Work to complete: Every line of the data needs to be returned exactly.

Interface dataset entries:
━━━

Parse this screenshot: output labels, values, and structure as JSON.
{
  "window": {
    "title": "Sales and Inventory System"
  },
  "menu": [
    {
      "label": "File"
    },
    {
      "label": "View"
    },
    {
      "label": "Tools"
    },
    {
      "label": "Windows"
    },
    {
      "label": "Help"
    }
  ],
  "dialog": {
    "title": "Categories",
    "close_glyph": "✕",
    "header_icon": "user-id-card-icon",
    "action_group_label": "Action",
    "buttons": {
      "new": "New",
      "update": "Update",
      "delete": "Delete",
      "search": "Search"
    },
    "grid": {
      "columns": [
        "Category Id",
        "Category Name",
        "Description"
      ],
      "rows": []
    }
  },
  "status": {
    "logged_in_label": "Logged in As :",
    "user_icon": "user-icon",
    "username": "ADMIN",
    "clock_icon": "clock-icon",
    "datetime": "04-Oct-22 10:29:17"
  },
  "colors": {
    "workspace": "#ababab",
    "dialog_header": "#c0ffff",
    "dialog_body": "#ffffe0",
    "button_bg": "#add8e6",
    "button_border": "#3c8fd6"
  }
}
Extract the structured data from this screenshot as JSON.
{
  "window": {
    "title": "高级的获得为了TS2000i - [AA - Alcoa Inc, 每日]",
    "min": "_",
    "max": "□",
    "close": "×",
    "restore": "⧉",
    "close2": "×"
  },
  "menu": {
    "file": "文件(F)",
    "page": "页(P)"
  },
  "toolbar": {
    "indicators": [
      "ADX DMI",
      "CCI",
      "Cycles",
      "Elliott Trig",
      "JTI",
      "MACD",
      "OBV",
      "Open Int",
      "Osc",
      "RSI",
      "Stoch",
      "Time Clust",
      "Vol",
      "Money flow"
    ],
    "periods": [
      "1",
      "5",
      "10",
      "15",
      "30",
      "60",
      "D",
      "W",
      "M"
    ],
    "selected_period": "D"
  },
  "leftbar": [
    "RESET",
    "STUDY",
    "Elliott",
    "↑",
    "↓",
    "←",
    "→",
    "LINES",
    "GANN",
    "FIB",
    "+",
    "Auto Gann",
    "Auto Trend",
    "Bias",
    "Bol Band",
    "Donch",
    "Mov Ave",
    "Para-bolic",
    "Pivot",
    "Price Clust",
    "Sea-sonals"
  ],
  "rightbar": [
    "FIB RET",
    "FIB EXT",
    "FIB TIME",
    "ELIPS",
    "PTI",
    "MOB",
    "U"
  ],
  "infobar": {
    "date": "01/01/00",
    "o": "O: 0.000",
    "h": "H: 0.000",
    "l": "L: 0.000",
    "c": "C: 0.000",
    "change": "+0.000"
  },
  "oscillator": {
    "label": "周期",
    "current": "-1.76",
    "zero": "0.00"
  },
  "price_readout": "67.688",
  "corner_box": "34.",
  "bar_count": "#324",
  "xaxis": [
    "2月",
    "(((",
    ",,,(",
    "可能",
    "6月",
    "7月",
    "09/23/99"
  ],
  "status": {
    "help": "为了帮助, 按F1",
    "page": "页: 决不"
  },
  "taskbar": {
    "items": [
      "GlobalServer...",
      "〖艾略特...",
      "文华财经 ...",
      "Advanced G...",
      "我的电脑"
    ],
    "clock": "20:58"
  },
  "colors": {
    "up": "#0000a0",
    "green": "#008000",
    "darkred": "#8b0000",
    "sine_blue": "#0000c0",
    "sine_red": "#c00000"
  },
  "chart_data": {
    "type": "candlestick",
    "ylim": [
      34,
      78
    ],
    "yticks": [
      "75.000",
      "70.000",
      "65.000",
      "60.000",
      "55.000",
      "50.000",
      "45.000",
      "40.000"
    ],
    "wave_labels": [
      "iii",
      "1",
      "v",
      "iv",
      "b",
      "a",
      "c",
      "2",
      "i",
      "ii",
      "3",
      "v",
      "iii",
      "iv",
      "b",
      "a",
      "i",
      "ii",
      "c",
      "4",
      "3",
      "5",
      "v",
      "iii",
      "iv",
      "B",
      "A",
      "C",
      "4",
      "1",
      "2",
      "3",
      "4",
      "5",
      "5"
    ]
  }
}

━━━

Answer space:
Parse this screenshot: output labels, values, and structure as JSON.
{
  "window": {
    "title": "Sales and Inventory System"
  },
  "menu": [
    {
      "label": "File"
    },
    {
      "label": "View"
    },
    {
      "label": "Tools"
    },
    {
      "label": "Windows"
    },
    {
      "label": "Help"
    }
  ],
  "dialog": {
    "title": "Categories",
    "close_glyph": "✕",
    "header_icon": "user-id-card-icon",
    "action_group_label": "Action",
    "buttons": {
      "new": "New",
      "update": "Update",
      "delete": "Delete",
      "search": "Search"
    },
    "grid": {
      "columns": [
        "Category Id",
        "Category Name",
        "Description"
      ],
      "rows": []
    }
  },
  "status": {
    "logged_in_label": "Logged in As :",
    "user_icon": "user-icon",
    "username": "ADMIN",
    "clock_icon": "clock-icon",
    "datetime": "04-Oct-22 10:29:17"
  },
  "colors": {
    "workspace": "#ababab",
    "dialog_header": "#c0ffff",
    "dialog_body": "#ffffe0",
    "button_bg": "#add8e6",
    "button_border": "#3c8fd6"
  }
}
Extract the structured data from this screenshot as JSON.
{
  "window": {
    "title": "高级的获得为了TS2000i - [AA - Alcoa Inc, 每日]",
    "min": "_",
    "max": "□",
    "close": "×",
    "restore": "⧉",
    "close2": "×"
  },
  "menu": {
    "file": "文件(F)",
    "page": "页(P)"
  },
  "toolbar": {
    "indicators": [
      "ADX DMI",
      "CCI",
      "Cycles",
      "Elliott Trig",
      "JTI",
      "MACD",
      "OBV",
      "Open Int",
      "Osc",
      "RSI",
      "Stoch",
      "Time Clust",
      "Vol",
      "Money flow"
    ],
    "periods": [
      "1",
      "5",
      "10",
      "15",
      "30",
      "60",
      "D",
      "W",
      "M"
    ],
    "selected_period": "D"
  },
  "leftbar": [
    "RESET",
    "STUDY",
    "Elliott",
    "↑",
    "↓",
    "←",
    "→",
    "LINES",
    "GANN",
    "FIB",
    "+",
    "Auto Gann",
    "Auto Trend",
    "Bias",
    "Bol Band",
    "Donch",
    "Mov Ave",
    "Para-bolic",
    "Pivot",
    "Price Clust",
    "Sea-sonals"
  ],
  "rightbar": [
    "FIB RET",
    "FIB EXT",
    "FIB TIME",
    "ELIPS",
    "PTI",
    "MOB",
    "U"
  ],
  "infobar": {
    "date": "01/01/00",
    "o": "O: 0.000",
    "h": "H: 0.000",
    "l": "L: 0.000",
    "c": "C: 0.000",
    "change": "+0.000"
  },
  "oscillator": {
    "label": "周期",
    "current": "-1.76",
    "zero": "0.00"
  },
  "price_readout": "67.688",
  "corner_box": "34.",
  "bar_count": "#324",
  "xaxis": [
    "2月",
    "(((",
    ",,,(",
    "可能",
    "6月",
    "7月",
    "09/23/99"
  ],
  "status": {
    "help": "为了帮助, 按F1",
    "page": "页: 决不"
  },
  "taskbar": {
    "items": [
      "GlobalServer...",
      "〖艾略特...",
      "文华财经 ...",
      "Advanced G...",
      "我的电脑"
    ],
    "clock": "20:58"
  },
  "colors": {
    "up": "#0000a0",
    "green": "#008000",
    "darkred": "#8b0000",
    "sine_blue": "#0000c0",
    "sine_red": "#c00000"
  },
  "chart_data": {
    "type": "candlestick",
    "ylim": [
      34,
      78
    ],
    "yticks": [
      "75.000",
      "70.000",
      "65.000",
      "60.000",
      "55.000",
      "50.000",
      "45.000",
      "40.000"
    ],
    "wave_labels": [
      "iii",
      "1",
      "v",
      "iv",
      "b",
      "a",
      "c",
      "2",
      "i",
      "ii",
      "3",
      "v",
      "iii",
      "iv",
      "b",
      "a",
      "i",
      "ii",
      "c",
      "4",
      "3",
      "5",
      "v",
      "iii",
      "iv",
      "B",
      "A",
      "C",
      "4",
      "1",
      "2",
      "3",
      "4",
      "5",
      "5"
    ]
  }
}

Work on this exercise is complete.